* PROBLEM
How many of the lines below contain "fraction"? Reply with only that figure.

(Data about app and page elements)
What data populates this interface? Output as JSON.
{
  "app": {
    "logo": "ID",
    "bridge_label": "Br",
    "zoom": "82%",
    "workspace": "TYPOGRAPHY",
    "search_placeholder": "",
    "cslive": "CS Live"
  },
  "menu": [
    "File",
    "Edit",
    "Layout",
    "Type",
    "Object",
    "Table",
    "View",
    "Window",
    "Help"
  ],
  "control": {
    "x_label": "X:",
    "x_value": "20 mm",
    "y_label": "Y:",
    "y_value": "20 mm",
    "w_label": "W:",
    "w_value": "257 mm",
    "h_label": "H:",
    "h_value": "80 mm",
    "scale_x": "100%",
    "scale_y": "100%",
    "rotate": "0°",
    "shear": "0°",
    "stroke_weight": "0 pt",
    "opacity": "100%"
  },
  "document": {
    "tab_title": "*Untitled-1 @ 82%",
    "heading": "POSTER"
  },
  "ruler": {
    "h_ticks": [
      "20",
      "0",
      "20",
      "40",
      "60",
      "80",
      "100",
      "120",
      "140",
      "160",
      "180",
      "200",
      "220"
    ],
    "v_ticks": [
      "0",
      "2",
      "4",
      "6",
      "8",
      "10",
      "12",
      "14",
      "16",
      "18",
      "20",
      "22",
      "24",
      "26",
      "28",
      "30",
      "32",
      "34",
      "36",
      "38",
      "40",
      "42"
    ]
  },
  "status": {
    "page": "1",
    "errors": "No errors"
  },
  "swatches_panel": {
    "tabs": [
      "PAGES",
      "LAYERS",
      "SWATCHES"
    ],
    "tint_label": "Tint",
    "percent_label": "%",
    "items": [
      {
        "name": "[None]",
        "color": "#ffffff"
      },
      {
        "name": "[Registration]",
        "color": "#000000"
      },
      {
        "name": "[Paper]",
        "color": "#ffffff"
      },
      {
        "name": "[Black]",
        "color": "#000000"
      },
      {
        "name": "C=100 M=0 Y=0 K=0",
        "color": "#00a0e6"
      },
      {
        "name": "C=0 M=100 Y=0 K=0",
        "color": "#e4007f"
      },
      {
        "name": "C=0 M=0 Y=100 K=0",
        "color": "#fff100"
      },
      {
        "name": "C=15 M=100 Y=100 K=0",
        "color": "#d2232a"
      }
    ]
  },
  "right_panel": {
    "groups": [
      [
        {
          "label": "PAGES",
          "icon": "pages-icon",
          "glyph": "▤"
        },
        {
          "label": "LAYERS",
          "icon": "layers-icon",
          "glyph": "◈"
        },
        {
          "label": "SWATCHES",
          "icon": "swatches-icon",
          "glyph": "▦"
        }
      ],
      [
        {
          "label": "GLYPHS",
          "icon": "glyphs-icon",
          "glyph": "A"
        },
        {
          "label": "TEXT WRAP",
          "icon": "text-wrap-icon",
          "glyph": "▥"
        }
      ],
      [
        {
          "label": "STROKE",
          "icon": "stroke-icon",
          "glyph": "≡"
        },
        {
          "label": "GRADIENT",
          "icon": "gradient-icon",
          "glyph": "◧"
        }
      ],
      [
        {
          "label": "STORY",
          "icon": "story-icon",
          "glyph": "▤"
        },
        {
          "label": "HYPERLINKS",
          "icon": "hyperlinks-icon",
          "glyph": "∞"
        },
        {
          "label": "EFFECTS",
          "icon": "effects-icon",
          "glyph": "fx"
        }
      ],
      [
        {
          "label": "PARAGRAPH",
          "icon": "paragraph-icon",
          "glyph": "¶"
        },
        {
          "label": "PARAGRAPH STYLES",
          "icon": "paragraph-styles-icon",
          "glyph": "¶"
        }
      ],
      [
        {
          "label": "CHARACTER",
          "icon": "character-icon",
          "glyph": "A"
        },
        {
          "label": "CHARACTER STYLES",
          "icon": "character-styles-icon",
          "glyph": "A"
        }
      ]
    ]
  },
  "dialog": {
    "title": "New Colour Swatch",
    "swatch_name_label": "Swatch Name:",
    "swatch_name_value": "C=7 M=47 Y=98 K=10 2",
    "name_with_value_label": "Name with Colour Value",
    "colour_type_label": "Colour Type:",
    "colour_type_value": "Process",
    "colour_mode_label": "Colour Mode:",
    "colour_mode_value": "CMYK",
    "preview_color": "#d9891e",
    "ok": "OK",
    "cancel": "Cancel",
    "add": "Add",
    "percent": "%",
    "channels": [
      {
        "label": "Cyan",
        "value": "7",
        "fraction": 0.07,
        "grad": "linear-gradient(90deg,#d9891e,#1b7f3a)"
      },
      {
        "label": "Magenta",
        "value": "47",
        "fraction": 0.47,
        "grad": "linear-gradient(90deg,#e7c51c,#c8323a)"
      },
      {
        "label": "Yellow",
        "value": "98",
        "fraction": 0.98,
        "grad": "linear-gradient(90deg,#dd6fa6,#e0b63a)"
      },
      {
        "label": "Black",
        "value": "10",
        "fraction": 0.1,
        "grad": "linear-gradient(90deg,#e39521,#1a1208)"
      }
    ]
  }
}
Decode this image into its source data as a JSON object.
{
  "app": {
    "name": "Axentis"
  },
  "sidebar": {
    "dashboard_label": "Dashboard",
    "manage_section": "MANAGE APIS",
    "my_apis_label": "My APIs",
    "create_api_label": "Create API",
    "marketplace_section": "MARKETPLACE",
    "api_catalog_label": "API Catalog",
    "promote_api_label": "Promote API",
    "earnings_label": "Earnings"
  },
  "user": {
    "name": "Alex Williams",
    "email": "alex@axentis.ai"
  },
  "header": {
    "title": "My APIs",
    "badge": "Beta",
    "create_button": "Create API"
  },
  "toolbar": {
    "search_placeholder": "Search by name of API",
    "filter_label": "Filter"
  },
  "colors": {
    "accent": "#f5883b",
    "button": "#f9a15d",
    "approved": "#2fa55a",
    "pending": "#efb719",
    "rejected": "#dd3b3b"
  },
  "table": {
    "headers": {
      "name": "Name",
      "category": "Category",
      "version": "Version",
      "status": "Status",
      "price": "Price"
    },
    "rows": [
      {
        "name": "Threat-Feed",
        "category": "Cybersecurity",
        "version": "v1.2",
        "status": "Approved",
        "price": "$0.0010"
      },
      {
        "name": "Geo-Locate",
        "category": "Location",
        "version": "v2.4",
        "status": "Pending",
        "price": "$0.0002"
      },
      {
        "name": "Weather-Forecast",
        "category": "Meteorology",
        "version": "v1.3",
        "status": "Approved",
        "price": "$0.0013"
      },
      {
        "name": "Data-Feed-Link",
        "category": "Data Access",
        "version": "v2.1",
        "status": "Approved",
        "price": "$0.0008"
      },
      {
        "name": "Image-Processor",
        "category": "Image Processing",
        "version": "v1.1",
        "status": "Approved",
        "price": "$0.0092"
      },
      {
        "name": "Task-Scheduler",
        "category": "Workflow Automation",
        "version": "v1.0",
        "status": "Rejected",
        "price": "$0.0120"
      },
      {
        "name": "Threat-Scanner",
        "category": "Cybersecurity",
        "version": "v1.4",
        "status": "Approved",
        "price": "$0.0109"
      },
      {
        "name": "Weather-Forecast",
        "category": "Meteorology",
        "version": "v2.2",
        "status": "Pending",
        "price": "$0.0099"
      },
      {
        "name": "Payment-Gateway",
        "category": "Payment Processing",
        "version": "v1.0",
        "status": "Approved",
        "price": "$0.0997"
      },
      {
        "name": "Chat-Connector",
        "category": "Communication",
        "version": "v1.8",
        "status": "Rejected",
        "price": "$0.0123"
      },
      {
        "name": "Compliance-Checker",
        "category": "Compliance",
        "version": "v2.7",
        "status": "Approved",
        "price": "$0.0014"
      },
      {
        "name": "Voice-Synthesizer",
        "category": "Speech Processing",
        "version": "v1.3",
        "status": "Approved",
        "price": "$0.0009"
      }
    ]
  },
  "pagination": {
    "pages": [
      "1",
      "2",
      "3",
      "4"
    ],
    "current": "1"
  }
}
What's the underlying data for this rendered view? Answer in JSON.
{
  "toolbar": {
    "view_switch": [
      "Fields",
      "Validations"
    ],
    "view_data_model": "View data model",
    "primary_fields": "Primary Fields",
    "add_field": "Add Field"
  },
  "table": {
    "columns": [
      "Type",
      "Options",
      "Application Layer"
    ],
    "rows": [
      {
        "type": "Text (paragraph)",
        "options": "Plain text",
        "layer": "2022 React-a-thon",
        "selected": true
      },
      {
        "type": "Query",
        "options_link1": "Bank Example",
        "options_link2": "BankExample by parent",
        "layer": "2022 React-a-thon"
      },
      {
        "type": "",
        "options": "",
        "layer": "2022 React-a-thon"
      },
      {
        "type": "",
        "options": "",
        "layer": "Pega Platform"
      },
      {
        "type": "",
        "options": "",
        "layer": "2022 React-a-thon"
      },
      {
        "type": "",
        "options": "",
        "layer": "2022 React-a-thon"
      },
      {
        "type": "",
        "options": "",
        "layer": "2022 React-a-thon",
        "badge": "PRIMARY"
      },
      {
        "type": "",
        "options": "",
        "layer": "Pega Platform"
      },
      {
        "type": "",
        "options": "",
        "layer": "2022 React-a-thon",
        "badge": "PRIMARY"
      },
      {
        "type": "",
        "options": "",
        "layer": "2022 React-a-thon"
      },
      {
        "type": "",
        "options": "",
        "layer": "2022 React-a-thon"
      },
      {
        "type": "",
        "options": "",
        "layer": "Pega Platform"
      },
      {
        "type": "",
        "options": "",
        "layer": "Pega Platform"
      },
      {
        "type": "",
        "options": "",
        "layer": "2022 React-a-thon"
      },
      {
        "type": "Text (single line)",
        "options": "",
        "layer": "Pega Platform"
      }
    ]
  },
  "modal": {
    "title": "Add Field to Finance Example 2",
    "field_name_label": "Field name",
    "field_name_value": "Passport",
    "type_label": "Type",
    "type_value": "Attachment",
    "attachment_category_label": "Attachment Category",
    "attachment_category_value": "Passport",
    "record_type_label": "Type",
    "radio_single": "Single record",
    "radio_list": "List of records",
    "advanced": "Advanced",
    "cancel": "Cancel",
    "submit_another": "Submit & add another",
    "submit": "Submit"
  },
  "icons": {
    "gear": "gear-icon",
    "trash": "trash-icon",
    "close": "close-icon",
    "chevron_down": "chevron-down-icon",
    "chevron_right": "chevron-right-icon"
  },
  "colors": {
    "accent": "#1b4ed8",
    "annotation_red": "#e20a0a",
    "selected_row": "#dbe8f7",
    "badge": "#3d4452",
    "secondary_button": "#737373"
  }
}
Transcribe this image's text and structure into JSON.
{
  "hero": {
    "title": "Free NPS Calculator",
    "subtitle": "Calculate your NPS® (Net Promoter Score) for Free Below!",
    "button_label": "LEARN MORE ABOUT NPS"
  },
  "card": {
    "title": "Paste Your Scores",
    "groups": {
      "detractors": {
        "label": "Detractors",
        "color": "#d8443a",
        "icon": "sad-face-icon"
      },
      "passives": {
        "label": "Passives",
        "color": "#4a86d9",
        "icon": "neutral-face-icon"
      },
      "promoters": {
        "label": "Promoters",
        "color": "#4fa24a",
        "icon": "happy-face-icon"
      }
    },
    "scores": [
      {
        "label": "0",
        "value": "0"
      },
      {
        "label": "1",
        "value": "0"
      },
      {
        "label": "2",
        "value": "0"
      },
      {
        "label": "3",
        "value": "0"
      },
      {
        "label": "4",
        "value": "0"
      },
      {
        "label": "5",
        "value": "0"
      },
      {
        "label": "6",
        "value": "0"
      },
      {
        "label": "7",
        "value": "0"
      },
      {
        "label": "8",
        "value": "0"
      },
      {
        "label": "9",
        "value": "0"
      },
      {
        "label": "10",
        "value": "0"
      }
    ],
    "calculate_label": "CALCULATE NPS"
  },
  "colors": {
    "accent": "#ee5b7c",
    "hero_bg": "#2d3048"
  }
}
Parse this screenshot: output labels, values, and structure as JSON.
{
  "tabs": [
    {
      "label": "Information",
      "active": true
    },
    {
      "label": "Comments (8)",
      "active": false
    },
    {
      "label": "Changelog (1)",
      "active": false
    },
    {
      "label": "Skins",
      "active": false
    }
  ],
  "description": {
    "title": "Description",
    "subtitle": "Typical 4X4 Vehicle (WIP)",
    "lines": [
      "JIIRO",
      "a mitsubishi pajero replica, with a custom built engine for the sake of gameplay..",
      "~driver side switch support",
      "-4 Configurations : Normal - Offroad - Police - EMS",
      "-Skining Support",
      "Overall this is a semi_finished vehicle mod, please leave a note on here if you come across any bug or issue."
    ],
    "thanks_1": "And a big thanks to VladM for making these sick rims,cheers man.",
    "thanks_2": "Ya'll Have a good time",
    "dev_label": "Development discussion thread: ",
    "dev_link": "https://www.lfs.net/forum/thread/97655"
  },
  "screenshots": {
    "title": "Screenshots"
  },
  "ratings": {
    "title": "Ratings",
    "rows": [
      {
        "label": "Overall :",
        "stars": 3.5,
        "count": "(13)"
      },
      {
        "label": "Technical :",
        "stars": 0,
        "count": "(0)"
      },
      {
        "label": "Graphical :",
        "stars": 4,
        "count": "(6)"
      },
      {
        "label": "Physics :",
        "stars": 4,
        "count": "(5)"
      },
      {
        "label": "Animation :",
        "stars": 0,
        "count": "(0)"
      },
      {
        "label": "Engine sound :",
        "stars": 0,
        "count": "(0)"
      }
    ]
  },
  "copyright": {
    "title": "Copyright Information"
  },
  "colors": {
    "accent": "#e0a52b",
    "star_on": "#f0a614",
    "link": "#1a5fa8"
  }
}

* YOUR RESPONSE
4